EmilyClement

Emily Clement

Saturday workshops included Carter Hasegawa, Assistant Editor, Candlewick Press, presenting Researching the Fantastic; and Emily Clement, Associate Editor, Arthur A. Levine Books presenting Love at First Sight: The Great First Page.

EmilyMark

MN SCBWI Conference Volunteer, Mark Ceilley, introducing Emily Clement

Since the workshops occurred simultaneously, I only have notes on Emily Clement’s workshop.

When Clement  receives a manuscript she asks herself these questions: Does it evoke emotion? Does it have that little something extra? Does it make her feel something? Does it exude authority and confidence, a language and style that intrigues, and expectations, hints, or promises?

Some of her examples of great first pages:

  • Lisa Yee’s Millicent Min, Girl Genius
  • Bobbie Pyron’s Lucky Strike
  • Kate Milford’s Greenglass House
  • Nikki Loftin’s Nightingale Nest

Look for more conference highlights about Lisa Yee, Kelly Light, and ABDO Publishing in upcoming posts. In the meantime, check out my 2014 MN SCBWI Conference Photo Album where you’ll see the photos from this story and more.

Ann Page, me, Bruce Hale, and Louise Aamodt

Ann Page, me, Bruce Hale, and Louise Aamodt

B J Brilliant

Someone once said “A picture book without pictures is like the Pips without Gladys Knight.”

BJ Novak proved this wrong.

2014 MN SCBWI Annual Conference

Writing well involves community. A fabulous opportunity awaits you in just two-and-a-half weeks. The 2014 Minnesota Society of Children’s Book Writers and Illustrators will hold their annual conference.

2014_ConferenceTearOffPosterforWebThe first perk of the conference will be the wisdom you’ll gain; the second, the relationships you’ll develop.

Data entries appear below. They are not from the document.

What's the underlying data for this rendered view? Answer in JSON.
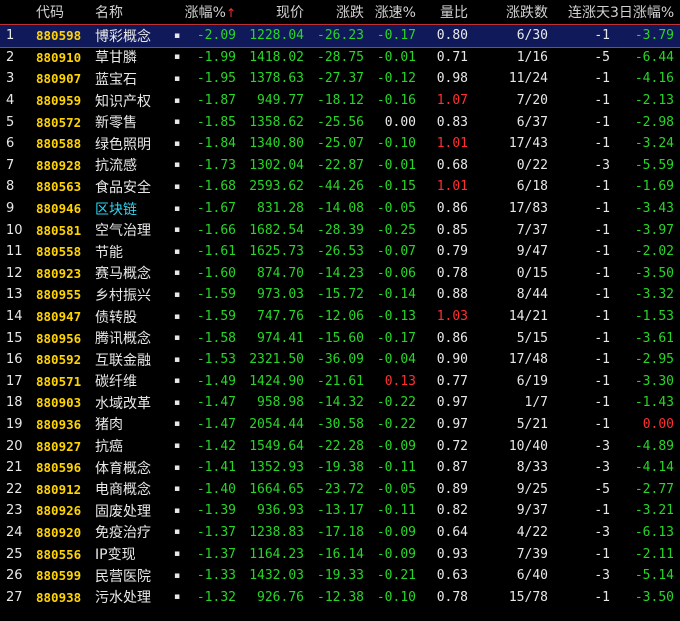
{
  "columns": {
    "idx": "",
    "code": "代码",
    "name": "名称",
    "chg": "涨幅%",
    "sort_arrow": "↑",
    "price": "现价",
    "diff": "涨跌",
    "speed": "涨速%",
    "vr": "量比",
    "ud": "涨跌数",
    "days": "连涨天",
    "d3": "3日涨幅%"
  },
  "colors": {
    "green": "#28d628",
    "red": "#ff3030",
    "yellow": "#ffd400",
    "cyan": "#2fd4f0",
    "selected": "#101a5a"
  },
  "rows": [
    {
      "idx": "1",
      "code": "880598",
      "name": "博彩概念",
      "dot": "▪",
      "chg": "-2.09",
      "price": "1228.04",
      "diff": "-26.23",
      "speed": "-0.17",
      "vr": "0.80",
      "ud": "6/30",
      "days": "-1",
      "d3": "-3.79",
      "selected": true
    },
    {
      "idx": "2",
      "code": "880910",
      "name": "草甘膦",
      "dot": "▪",
      "chg": "-1.99",
      "price": "1418.02",
      "diff": "-28.75",
      "speed": "-0.01",
      "vr": "0.71",
      "ud": "1/16",
      "days": "-5",
      "d3": "-6.44"
    },
    {
      "idx": "3",
      "code": "880907",
      "name": "蓝宝石",
      "dot": "▪",
      "chg": "-1.95",
      "price": "1378.63",
      "diff": "-27.37",
      "speed": "-0.12",
      "vr": "0.98",
      "ud": "11/24",
      "days": "-1",
      "d3": "-4.16"
    },
    {
      "idx": "4",
      "code": "880959",
      "name": "知识产权",
      "dot": "▪",
      "chg": "-1.87",
      "price": "949.77",
      "diff": "-18.12",
      "speed": "-0.16",
      "vr": "1.07",
      "vr_red": true,
      "ud": "7/20",
      "days": "-1",
      "d3": "-2.13"
    },
    {
      "idx": "5",
      "code": "880572",
      "name": "新零售",
      "dot": "▪",
      "chg": "-1.85",
      "price": "1358.62",
      "diff": "-25.56",
      "speed": "0.00",
      "speed_white": true,
      "vr": "0.83",
      "ud": "6/37",
      "days": "-1",
      "d3": "-2.98"
    },
    {
      "idx": "6",
      "code": "880588",
      "name": "绿色照明",
      "dot": "▪",
      "chg": "-1.84",
      "price": "1340.80",
      "diff": "-25.07",
      "speed": "-0.10",
      "vr": "1.01",
      "vr_red": true,
      "ud": "17/43",
      "days": "-1",
      "d3": "-3.24"
    },
    {
      "idx": "7",
      "code": "880928",
      "name": "抗流感",
      "dot": "▪",
      "chg": "-1.73",
      "price": "1302.04",
      "diff": "-22.87",
      "speed": "-0.01",
      "vr": "0.68",
      "ud": "0/22",
      "days": "-3",
      "d3": "-5.59"
    },
    {
      "idx": "8",
      "code": "880563",
      "name": "食品安全",
      "dot": "▪",
      "chg": "-1.68",
      "price": "2593.62",
      "diff": "-44.26",
      "speed": "-0.15",
      "vr": "1.01",
      "vr_red": true,
      "ud": "6/18",
      "days": "-1",
      "d3": "-1.69"
    },
    {
      "idx": "9",
      "code": "880946",
      "name": "区块链",
      "dot": "▪",
      "name_cyan": true,
      "chg": "-1.67",
      "price": "831.28",
      "diff": "-14.08",
      "speed": "-0.05",
      "vr": "0.86",
      "ud": "17/83",
      "days": "-1",
      "d3": "-3.43"
    },
    {
      "idx": "10",
      "code": "880581",
      "name": "空气治理",
      "dot": "▪",
      "chg": "-1.66",
      "price": "1682.54",
      "diff": "-28.39",
      "speed": "-0.25",
      "vr": "0.85",
      "ud": "7/37",
      "days": "-1",
      "d3": "-3.97"
    },
    {
      "idx": "11",
      "code": "880558",
      "name": "节能",
      "dot": "▪",
      "chg": "-1.61",
      "price": "1625.73",
      "diff": "-26.53",
      "speed": "-0.07",
      "vr": "0.79",
      "ud": "9/47",
      "days": "-1",
      "d3": "-2.02"
    },
    {
      "idx": "12",
      "code": "880923",
      "name": "赛马概念",
      "dot": "▪",
      "chg": "-1.60",
      "price": "874.70",
      "diff": "-14.23",
      "speed": "-0.06",
      "vr": "0.78",
      "ud": "0/15",
      "days": "-1",
      "d3": "-3.50"
    },
    {
      "idx": "13",
      "code": "880955",
      "name": "乡村振兴",
      "dot": "▪",
      "chg": "-1.59",
      "price": "973.03",
      "diff": "-15.72",
      "speed": "-0.14",
      "vr": "0.88",
      "ud": "8/44",
      "days": "-1",
      "d3": "-3.32"
    },
    {
      "idx": "14",
      "code": "880947",
      "name": "债转股",
      "dot": "▪",
      "chg": "-1.59",
      "price": "747.76",
      "diff": "-12.06",
      "speed": "-0.13",
      "vr": "1.03",
      "vr_red": true,
      "ud": "14/21",
      "days": "-1",
      "d3": "-1.53"
    },
    {
      "idx": "15",
      "code": "880956",
      "name": "腾讯概念",
      "dot": "▪",
      "chg": "-1.58",
      "price": "974.41",
      "diff": "-15.60",
      "speed": "-0.17",
      "vr": "0.86",
      "ud": "5/15",
      "days": "-1",
      "d3": "-3.61"
    },
    {
      "idx": "16",
      "code": "880592",
      "name": "互联金融",
      "dot": "▪",
      "chg": "-1.53",
      "price": "2321.50",
      "diff": "-36.09",
      "speed": "-0.04",
      "vr": "0.90",
      "ud": "17/48",
      "days": "-1",
      "d3": "-2.95"
    },
    {
      "idx": "17",
      "code": "880571",
      "name": "碳纤维",
      "dot": "▪",
      "chg": "-1.49",
      "price": "1424.90",
      "diff": "-21.61",
      "speed": "0.13",
      "speed_red": true,
      "vr": "0.77",
      "ud": "6/19",
      "days": "-1",
      "d3": "-3.30"
    },
    {
      "idx": "18",
      "code": "880903",
      "name": "水域改革",
      "dot": "▪",
      "chg": "-1.47",
      "price": "958.98",
      "diff": "-14.32",
      "speed": "-0.22",
      "vr": "0.97",
      "ud": "1/7",
      "days": "-1",
      "d3": "-1.43"
    },
    {
      "idx": "19",
      "code": "880936",
      "name": "猪肉",
      "dot": "▪",
      "chg": "-1.47",
      "price": "2054.44",
      "diff": "-30.58",
      "speed": "-0.22",
      "vr": "0.97",
      "ud": "5/21",
      "days": "-1",
      "d3": "0.00",
      "d3_red": true
    },
    {
      "idx": "20",
      "code": "880927",
      "name": "抗癌",
      "dot": "▪",
      "chg": "-1.42",
      "price": "1549.64",
      "diff": "-22.28",
      "speed": "-0.09",
      "vr": "0.72",
      "ud": "10/40",
      "days": "-3",
      "d3": "-4.89"
    },
    {
      "idx": "21",
      "code": "880596",
      "name": "体育概念",
      "dot": "▪",
      "chg": "-1.41",
      "price": "1352.93",
      "diff": "-19.38",
      "speed": "-0.11",
      "vr": "0.87",
      "ud": "8/33",
      "days": "-3",
      "d3": "-4.14"
    },
    {
      "idx": "22",
      "code": "880912",
      "name": "电商概念",
      "dot": "▪",
      "chg": "-1.40",
      "price": "1664.65",
      "diff": "-23.72",
      "speed": "-0.05",
      "vr": "0.89",
      "ud": "9/25",
      "days": "-5",
      "d3": "-2.77"
    },
    {
      "idx": "23",
      "code": "880926",
      "name": "固废处理",
      "dot": "▪",
      "chg": "-1.39",
      "price": "936.93",
      "diff": "-13.17",
      "speed": "-0.11",
      "vr": "0.82",
      "ud": "9/37",
      "days": "-1",
      "d3": "-3.21"
    },
    {
      "idx": "24",
      "code": "880920",
      "name": "免疫治疗",
      "dot": "▪",
      "chg": "-1.37",
      "price": "1238.83",
      "diff": "-17.18",
      "speed": "-0.09",
      "vr": "0.64",
      "ud": "4/22",
      "days": "-3",
      "d3": "-6.13"
    },
    {
      "idx": "25",
      "code": "880556",
      "name": "IP变现",
      "dot": "▪",
      "chg": "-1.37",
      "price": "1164.23",
      "diff": "-16.14",
      "speed": "-0.09",
      "vr": "0.93",
      "ud": "7/39",
      "days": "-1",
      "d3": "-2.11"
    },
    {
      "idx": "26",
      "code": "880599",
      "name": "民营医院",
      "dot": "▪",
      "chg": "-1.33",
      "price": "1432.03",
      "diff": "-19.33",
      "speed": "-0.21",
      "vr": "0.63",
      "ud": "6/40",
      "days": "-3",
      "d3": "-5.14"
    },
    {
      "idx": "27",
      "code": "880938",
      "name": "污水处理",
      "dot": "▪",
      "chg": "-1.32",
      "price": "926.76",
      "diff": "-12.38",
      "speed": "-0.10",
      "vr": "0.78",
      "ud": "15/78",
      "days": "-1",
      "d3": "-3.50"
    }
  ]
}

If you haven’t signed up, it’s not too late. We can’t wait to see you there!

https://minnesota.scbwi.org/…/2014-mn-scbwi-conference…/